  Apache Karaf (2.2.4)

Hit '<tab>' for a list of available commands
and '[cmd] --help' for help on a specific command.
karaf@root> install file:lib/org.eclipse.equinox.weaving.hook_1.0.100.v20110502.jar
Bundle ID: 49
karaf@root> install file:org.eclipse.equinox.weaving.aspectj_1.0.1.v20110502.jar
Bundle ID: 50
karaf@root> install file:org.eclipse.equinox.weaving.caching_1.0.100.v20110502.jar
Bundle ID: 51
karaf@root> install mvn:org.apache.servicemix.bundles/org.apache.servicemix.bundles.aspectj/1.6.8._2
Bundle ID: 52
karaf@root> list
[  49] [Resolved   ] [            ] [   60] Aspect Weaving Hooks Plug-in (Incubation) (1.0.100.v20110502)
                                       Hosts: 0
[  50] [Active     ] [            ] [   60] WeavingService Plug-in (Incubation) (1.0.1.v20110502)
[  51] [Active     ] [            ] [   60] Standard Caching Service for Equinox Aspects (Incubation) (1.0.100.v20110502)
[  52] [Active     ] [            ] [   60] Apache ServiceMix :: Bundles :: aspectj (1.6.8.2)
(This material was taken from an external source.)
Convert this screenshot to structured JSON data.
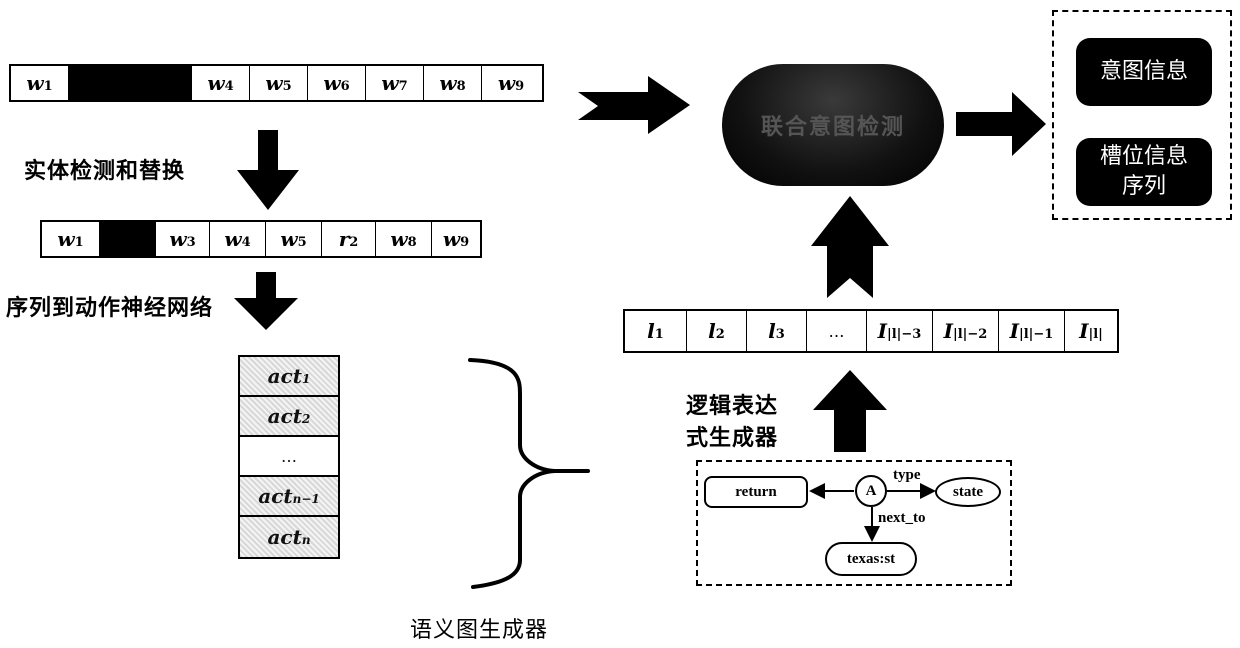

To resolve correctly fragment bundle and connect it with equinox system bundle an restart may be needed. I recommend to restart, because it is the best way to connect everything together. Optionally you may set start level to be lower than default – 60. But for test purposes it may be leaved as is.

Running aspects
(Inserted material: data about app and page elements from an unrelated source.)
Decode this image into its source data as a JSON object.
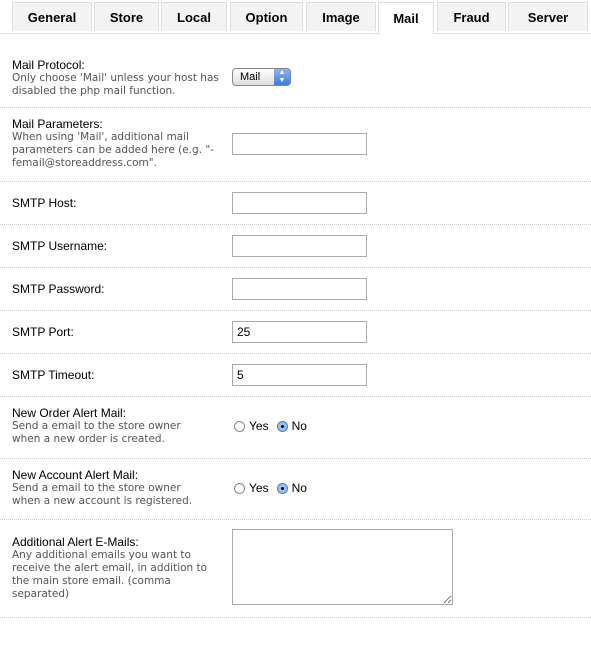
{
  "tabs": [
    "General",
    "Store",
    "Local",
    "Option",
    "Image",
    "Mail",
    "Fraud",
    "Server"
  ],
  "active_tab": "Mail",
  "fields": {
    "protocol": {
      "label": "Mail Protocol:",
      "help": "Only choose 'Mail' unless your host has disabled the php mail function.",
      "value": "Mail"
    },
    "parameters": {
      "label": "Mail Parameters:",
      "help": "When using 'Mail', additional mail parameters can be added here (e.g. \"-femail@storeaddress.com\".",
      "value": ""
    },
    "smtp_host": {
      "label": "SMTP Host:",
      "value": ""
    },
    "smtp_username": {
      "label": "SMTP Username:",
      "value": ""
    },
    "smtp_password": {
      "label": "SMTP Password:",
      "value": ""
    },
    "smtp_port": {
      "label": "SMTP Port:",
      "value": "25"
    },
    "smtp_timeout": {
      "label": "SMTP Timeout:",
      "value": "5"
    },
    "order_alert": {
      "label": "New Order Alert Mail:",
      "help": "Send a email to the store owner when a new order is created.",
      "yes": "Yes",
      "no": "No",
      "selected": "No"
    },
    "account_alert": {
      "label": "New Account Alert Mail:",
      "help": "Send a email to the store owner when a new account is registered.",
      "yes": "Yes",
      "no": "No",
      "selected": "No"
    },
    "alert_emails": {
      "label": "Additional Alert E-Mails:",
      "help": "Any additional emails you want to receive the alert email, in addition to the main store email. (comma separated)",
      "value": ""
    }
  }
}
After installing all stuff it would be nice to run some aspects, isn’t? :) If we have environment ready to handle byte code manipulation it would be nice to use it. As an example Aspect I will use char counter. After writing to PrintStream instance it will write information how many characters was writen and to which stream. I don’t know AspectJ syntax so it might not be optimal – feedback is welcome.
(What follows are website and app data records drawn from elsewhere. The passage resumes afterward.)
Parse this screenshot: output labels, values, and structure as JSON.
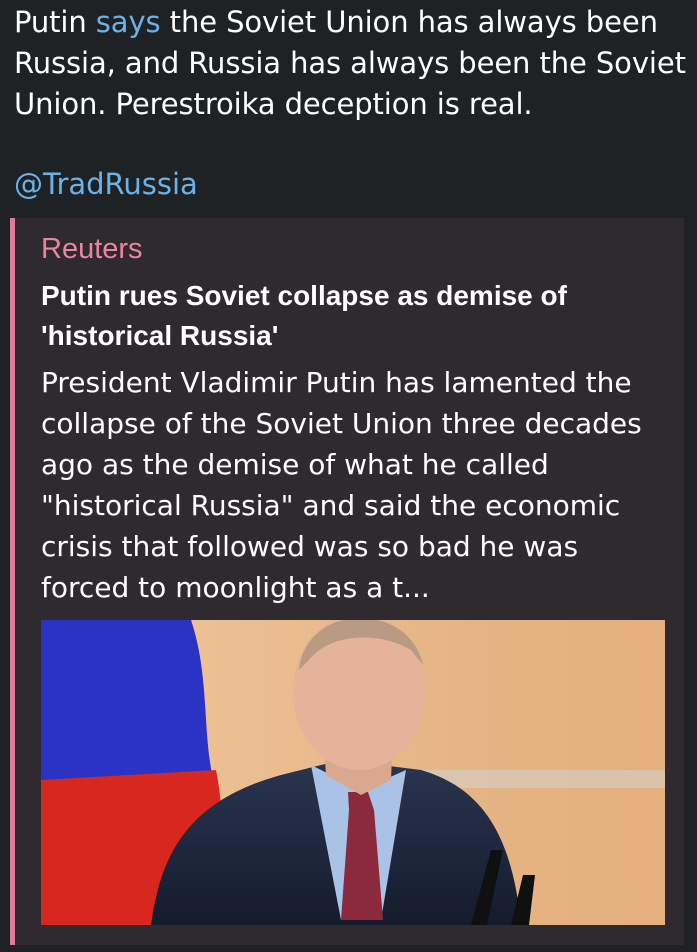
{
  "post": {
    "text_before_link": "Putin ",
    "link_text": "says",
    "text_after_link": " the Soviet Union has always been Russia, and Russia has always been the Soviet Union. Perestroika deception is real.",
    "handle": "@TradRussia"
  },
  "link_preview": {
    "site_name": "Reuters",
    "title": "Putin rues Soviet collapse as demise of 'historical Russia'",
    "description": "President Vladimir Putin has lamented the collapse of the Soviet Union three decades ago as the demise of what he called \"historical Russia\" and said the economic crisis that followed was so bad he was forced to moonlight as a t..."
  },
  "colors": {
    "background": "#1e2225",
    "link": "#6bb2e8",
    "preview_background": "#2f2a30",
    "preview_accent": "#e07a9b",
    "site_name": "#e9869f"
  }
}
package org.code_house.workshop.karaf.aspect.aspectj;

import java.io.PrintStream;
import org.osgi.framework.BundleActivator;
import org.osgi.framework.BundleContext;;

public aspect HelloAspect {

	after(String msg, PrintStream stream) : // after call
		call(void PrintStream.println(String)) // println
		&& !within(HelloAspect)  // not from Aspect
		&& args(msg)  // with String attribute
		&& target(stream) { // and PrintStream as a target
		stream.println("You just wrote " + msg.length() + " chars to " + stream); // display message
	}
}

Because we going to weave classes during load time we need META-INF/aop.xml file to let discover our aspects. Contents of file are really simple and points to aspect class name. Also it worth to notify to be careful with AspectJ version. I’ve got an error:

BCException: Unable to continue, this version of AspectJ supports classes built with weaver version 6.0 but the class org.code_house.workshop.karaf.aspect.aspectj.HelloAspect is version 7.0

The root cause is version mismatch between runtime and compile time. I used version 1.6.11 to compiler and 1.6.8 to run. After aligning versions to 1.6.8 it started working again.
Second, important thing is a specific manifest entry Eclipse-SupplementBundle. It says which bundle is enhanced by aspects contained inside declaring bundle. I’ve put org.code-house.workshop.karaf.aspect.bundle because I going only to instrument one bundle. But value of this header might be an wildcard. Second option is to add Require-Bundle header pointing to org.aspectj.runtime.

So the last step is to install our artifacts and check if they’re runnign correctly. Let’s do that.

karaf@root> install mvn:org.code-house.workshop.karaf.aspect/aspectj/1.0.0.SNAPSHOT
Bundle ID: 53
karaf@root> install mvn:org.code-house.workshop.karaf.aspect/bundle/1.0.0.SNAPSHOT
Bundle ID: 54
karaf@root>  list
[  53] [Active     ] [            ] [   60] Code-House :: Workshop :: Karaf :: Aspect :: AspectJ (1.0.0.SNAPSHOT)
[  54] [Active     ] [            ] [   60] Code-House :: Workshop :: Karaf :: Aspect :: Bundle (1.0.0.SNAPSHOT)

karaf@root> start 53 54
Starting org.code-house.workshop.karaf.aspect.bundle
You just wrote 52 chars to org.apache.felix.gogo.runtime.threadio.ThreadPrintStream@327800e9

Aspect output in console

Summary

Whole code used to write this post is publically available on GitHub. Remember to use Aspects carefully, because they might change behaviour on whole environment, especially when you use centralized load time weaving. It’s worth to add excludes in your aop.xml file to don’t w enhance packages different than we really wish to instrument.
If you are interested in AspectJ usage with OSGi 4.3, you can follow this topic.

top